I recently bought myself a winter hack. A (very) cheap car for the really nasty days when riding my motorbike to work stops being fun or easy – which isn’t very often. Usually, this means something spartan and tedious to drive. Usually, it means finding an old car that isn’t on its last legs or horribly thrashed, so choice is limited. Something from the late nineties maybe. A little BMW in fact.
I’m not joking about the ‘little’ either – in comparison to the current 3 Series it’s positively tiny. It’s extraordinary how much bigger and heavier cars have become – partly due to safety gains but also the demand for more. We consumers demand more space, more technology, more flexibility, just more please.
The original advertising for iPod, whilst not introducing unique technology, made us realise we could carry around all our music with us all the time. That seemed really cool and convenient.
Only most of us don’t listen to all of our music all the time. In reality, keeping on top of 10,000 plus songs and managing your iTunes and synchronising between devices…is just a bit…annoying. Stressful and unsatisfying. More technology than ever before and yet somehow it’s not making life easier or better.
My old BMW has a radio cassette player. Not CD, cassette. It’s so long since I’ve had one in a car I was hunting down old cassettes to play just for the fun of it. The sheer novelty value of the clunking mechanism and listening to an entire album without ‘shuffling’. It’s fun. Of course a teenager might think otherwise. Yet vinyl sales are rocketing and turntables became the number one home audio seller on Amazon this Christmas.
So what’s going on? Well there’s certainly not a wholesale rejection of technology – far from it. Personally, I think it’s about easiness. We like easy. We like simple. No matter how hi-tech or low-tech, we tend to gravitate towards the easy option that works for us. If it makes things easy, then we’ll probably use it more often.
My favourite example is a story from the Space Race in the 1960s. NASA had spent lots of time and money trying to develop a pen that would work in zero gravity. Lots of very bright scientists struggled to crack the problem of getting the ink to flow.

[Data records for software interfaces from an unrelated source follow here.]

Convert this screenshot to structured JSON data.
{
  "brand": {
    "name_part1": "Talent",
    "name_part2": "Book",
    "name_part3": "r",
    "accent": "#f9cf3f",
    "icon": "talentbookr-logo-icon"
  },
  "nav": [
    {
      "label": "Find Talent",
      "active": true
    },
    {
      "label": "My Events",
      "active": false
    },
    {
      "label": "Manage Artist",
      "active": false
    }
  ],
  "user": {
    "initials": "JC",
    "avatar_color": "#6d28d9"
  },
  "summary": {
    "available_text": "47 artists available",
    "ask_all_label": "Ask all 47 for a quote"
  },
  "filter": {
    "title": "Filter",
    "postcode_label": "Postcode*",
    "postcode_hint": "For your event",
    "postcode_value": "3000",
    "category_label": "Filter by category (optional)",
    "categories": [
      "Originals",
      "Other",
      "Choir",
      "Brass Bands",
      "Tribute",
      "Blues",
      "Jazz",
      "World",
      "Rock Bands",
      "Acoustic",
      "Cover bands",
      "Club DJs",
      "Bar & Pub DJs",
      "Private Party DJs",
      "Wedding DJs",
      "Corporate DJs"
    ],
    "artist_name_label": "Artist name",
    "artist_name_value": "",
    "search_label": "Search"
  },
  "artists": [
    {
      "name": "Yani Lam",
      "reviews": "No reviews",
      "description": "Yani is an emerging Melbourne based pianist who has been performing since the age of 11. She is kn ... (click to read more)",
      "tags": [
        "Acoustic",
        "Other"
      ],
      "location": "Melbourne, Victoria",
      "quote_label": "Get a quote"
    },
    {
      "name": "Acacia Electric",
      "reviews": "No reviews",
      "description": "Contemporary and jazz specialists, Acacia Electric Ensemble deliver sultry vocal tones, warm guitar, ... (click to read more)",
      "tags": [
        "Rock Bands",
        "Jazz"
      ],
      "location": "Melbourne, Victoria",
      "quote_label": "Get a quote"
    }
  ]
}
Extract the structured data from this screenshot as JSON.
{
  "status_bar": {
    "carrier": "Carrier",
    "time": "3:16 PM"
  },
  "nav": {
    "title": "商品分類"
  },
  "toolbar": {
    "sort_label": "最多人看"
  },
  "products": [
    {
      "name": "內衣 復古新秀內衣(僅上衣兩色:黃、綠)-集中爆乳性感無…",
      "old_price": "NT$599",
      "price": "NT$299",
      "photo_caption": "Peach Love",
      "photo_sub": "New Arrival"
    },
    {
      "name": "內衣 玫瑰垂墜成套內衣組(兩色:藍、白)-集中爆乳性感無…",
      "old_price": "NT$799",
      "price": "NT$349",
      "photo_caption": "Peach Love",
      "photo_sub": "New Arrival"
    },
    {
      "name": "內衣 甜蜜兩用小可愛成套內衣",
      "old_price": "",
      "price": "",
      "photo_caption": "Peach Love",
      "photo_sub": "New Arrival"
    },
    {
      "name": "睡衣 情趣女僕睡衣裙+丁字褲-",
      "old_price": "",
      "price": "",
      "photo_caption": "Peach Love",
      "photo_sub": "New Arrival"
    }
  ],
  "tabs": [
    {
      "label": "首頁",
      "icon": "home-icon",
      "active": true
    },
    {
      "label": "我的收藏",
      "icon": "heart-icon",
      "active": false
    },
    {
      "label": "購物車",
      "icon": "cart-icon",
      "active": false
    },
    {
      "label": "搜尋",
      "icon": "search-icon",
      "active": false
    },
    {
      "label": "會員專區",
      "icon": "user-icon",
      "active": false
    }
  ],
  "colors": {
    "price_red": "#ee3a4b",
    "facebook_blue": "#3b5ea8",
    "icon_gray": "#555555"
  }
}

The Russians used a different approach. They used a pencil.
So before employing new technology or even sticking with the old, it’s always worth asking “does it make things easier?”